Short answer: to make people dance their ass off. Long answer: I’ve always found interesting textures and new sounds more appealing than breaks and snare-rolls. My music is definitely not about those “hands-in-the-air-moments”. I hope I can get people sucked into my music and create some state of ecstatic hypnosis. A state where you literally switch off your brain, just be, dance and forget about your fears and worries for a moment.
You have a very strong passion for producing on a technical level and have even studied music composition.. How have your studies played a part in the development of your work as Desroi?

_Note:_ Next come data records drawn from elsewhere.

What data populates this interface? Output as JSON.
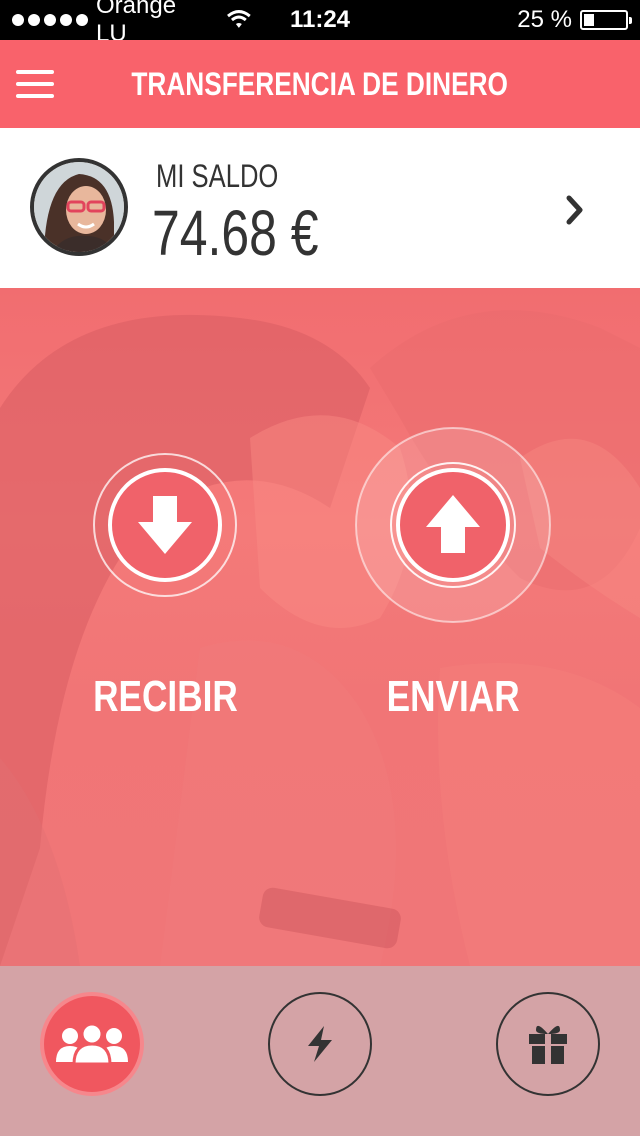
{
  "status_bar": {
    "carrier": "Orange LU",
    "time": "11:24",
    "battery_percent_label": "25 %",
    "battery_level": 0.25
  },
  "nav": {
    "title": "TRANSFERENCIA DE DINERO",
    "menu_icon": "hamburger-icon"
  },
  "balance": {
    "label": "MI SALDO",
    "value": "74.68 €",
    "chevron_icon": "chevron-right-icon"
  },
  "actions": {
    "receive": {
      "label": "RECIBIR",
      "icon": "arrow-down-icon"
    },
    "send": {
      "label": "ENVIAR",
      "icon": "arrow-up-icon"
    }
  },
  "tabs": [
    {
      "name": "contacts",
      "icon": "group-icon",
      "active": true
    },
    {
      "name": "flash",
      "icon": "lightning-icon",
      "active": false
    },
    {
      "name": "gifts",
      "icon": "gift-icon",
      "active": false
    }
  ],
  "colors": {
    "brand": "#f9626b",
    "active_tab": "#f0575f",
    "tab_bar": "#d4a3a6",
    "text_dark": "#333333"
  }
}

My studies definitely helped me gain a deeper understanding in music theory and production. That being said, I didn’t exactly plan to become a techno guy and DJ in the first place. I was 18 or so when I enrolled and just had a deep interest in electronic music per se. And of course I was lucky and happy to be able to professionalize my enthusiasm in music.
How do you construct your tracks? Is there special gear or methods you use?
To be frank, I don’t really think about how I arrange and construct my tracks. A lot of arrangement comes from jamming and the fact that I played a lot of live shows. Over time, I gained a certain sense or instinct over what works on the dance floor and what does not. So, I got to a point where I was eventually able to reflect and analyse my jams and shows and put all that knowledge into my current productions. Lately, I’ve been using my modular system a lot again. That varies often, at times. But usually, I start out finding an interesting sound, riff or patch and then create a beat and all that around it. That’s usually my method.
We’re extremely excited to have a track of yours on VOLTAGE’s 5th release coming out soon... Can you give us a bit of information on this track and how it came about?
Basically, this particular track was created exactly this way. I had this main synth sound created on my modular and found it to sound pretty sick and interesting enough to try to make a track out of it. So I ended up layering the main synth riff with a bass drum, hi- hats..etc. That’s basically all I can say about it [laughs].
Any future projects/releases coming up?
Actually, a lot of stuff is under way. Over the past months I’ve written some tracks which will be DESROI005. The EP will be called “Hanabi” and I reckon putting it out by early April. I played the title-track “Hanabi” at the end of my set that I recorded for you guys. Further, I’ve started working on some music together with Sciahri. We had our debut track released on a VA on MORD earlier this year and we’ll have a full EP out later this year. Then there’s other stuff I’m working on, but that I can’t yet talk about at this stage, as per usual.